“There’s just a tremendous amount of bipartisan support,” he said. “Obviously it’s not often that you get to work with colleagues across the aisle on legislation, but this is one that everybody seems to be on board with. Or at least every single person except for one.”
The changes are supported by Attorney General Josh Hawley, who worked with the Missouri Press Association and its attorney, Sunshine Law expert Jean Maneke of Kansas City, to develop tougher rules for the law’s enforcement.
The attorney general’s office has always investigated Sunshine Law violations, but enforcement has typically been limited to a gentle reminder such as mailing officials who violate the law copies of Sunshine Law brochures.
Hawley has taken an aggressive stance in some of his recent Sunshine Law investigations, suing County Executive Steve Stenger’s office for allegedly not providing documents and the Jefferson County Council for allegedly destroying documents and investigating the St. Louis County Council for how it handled its budget vote last year.
But he also gained firsthand experience of the law’s limitations when investigating Gov. Eric Greitens for using the Confide text message-destroying cell-phone app.
In that probe, Greitens declined to be interviewed. His employees did not provide records because they said there were none to provide.
Under the new law, Hawley could subpoena uncooperative officials.
But Maneke pushed back against the idea that the legislation might be directed at any one person, such as the governor. Maneke has been advocating for the changes since 2007.
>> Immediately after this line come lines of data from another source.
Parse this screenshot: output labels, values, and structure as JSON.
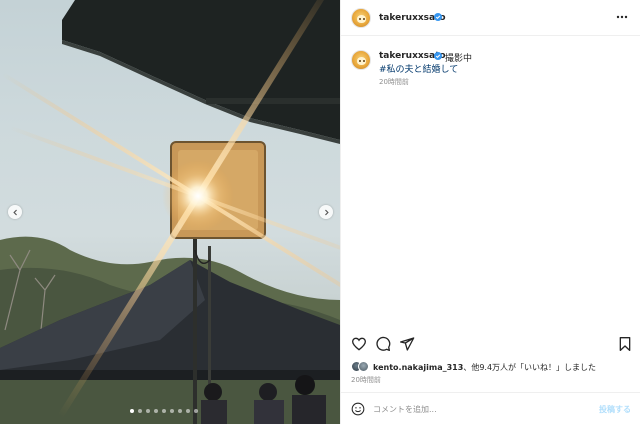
{
  "post": {
    "username": "takeruxxsato",
    "verified": true,
    "caption": {
      "username": "takeruxxsato",
      "text": "撮影中",
      "hashtag": "#私の夫と結婚して",
      "time": "20時間前"
    },
    "likes": {
      "liker": "kento.nakajima_313",
      "suffix": "、他9.4万人が「いいね！」しました"
    },
    "post_time": "20時間前",
    "comment": {
      "placeholder": "コメントを追加...",
      "post_label": "投稿する"
    },
    "carousel": {
      "total": 9,
      "active_index": 0
    }
  },
  "colors": {
    "link": "#00376b",
    "muted": "#8e8e8e",
    "post_button_disabled": "#b2dffc",
    "verified": "#3897f0"
  },
  "icons": {
    "more": "more-horizontal-icon",
    "like": "heart-icon",
    "comment": "comment-bubble-icon",
    "share": "paper-plane-icon",
    "save": "bookmark-icon",
    "emoji": "smiley-icon",
    "prev": "chevron-left-icon",
    "next": "chevron-right-icon"
  }
}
That was the same year a ranking of state Sunshine Laws was published that gave Missouri’s law an “F,” along with 37 other states.
At the time, the Missouri Press Association wrote a bill and tried to find a legislator to sponsor it, without success.
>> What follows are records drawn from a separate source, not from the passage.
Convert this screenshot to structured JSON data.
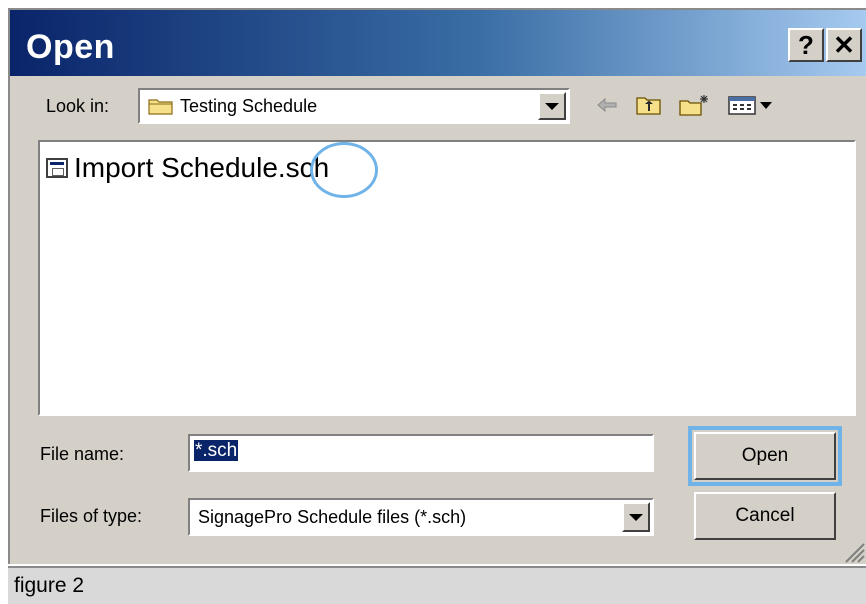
{
  "window": {
    "title": "Open"
  },
  "titlebar": {
    "help_label": "?",
    "close_label": "✕"
  },
  "look_in": {
    "label": "Look in:",
    "value": "Testing Schedule",
    "icon": "folder-icon"
  },
  "toolbar": {
    "icons": [
      "back-arrow-icon",
      "up-folder-icon",
      "new-folder-icon",
      "view-menu-icon"
    ]
  },
  "files": [
    {
      "name": "Import Schedule.sch",
      "icon": "schedule-file-icon"
    }
  ],
  "file_name": {
    "label": "File name:",
    "value": "*.sch"
  },
  "file_type": {
    "label": "Files of type:",
    "value": "SignagePro Schedule files (*.sch)"
  },
  "buttons": {
    "open": "Open",
    "cancel": "Cancel"
  },
  "caption": "figure 2",
  "colors": {
    "title_start": "#0a246a",
    "title_end": "#a6caf0",
    "highlight": "#6fb3e8",
    "face": "#d4d0c8"
  }
}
One of the shortcomings in current law is that if a government entity ignores the Sunshine Law and keeps no public records, there is essentially no punishment.
And without subpoena power in Sunshine Law investigations, if a government entity didn’t want to produce records, the attorney general couldn’t force them to.
“The agency can say, ‘Take a hike,’ and there’s absolutely nothing that the attorney general can do,” Gregory said.
In a column, Maneke noted that reporters in Missouri have often encountered a state agency not handing over public records.
When the reporter asks the attorney general to intervene, as dictated by the law, the response of the attorney general’s office has often been that the office has to defend the state agency that didn’t give out the records, since the office serves as the attorney for all state agencies.
“If the AG’s office cannot help you, it’s highly unlikely that you’ll get help from any other source,” Maneke wrote.
However, Gregory’s law would create an “Office of Transparency” inside the attorney general’s office that is staffed only with attorneys focusing on Sunshine Law enforcement.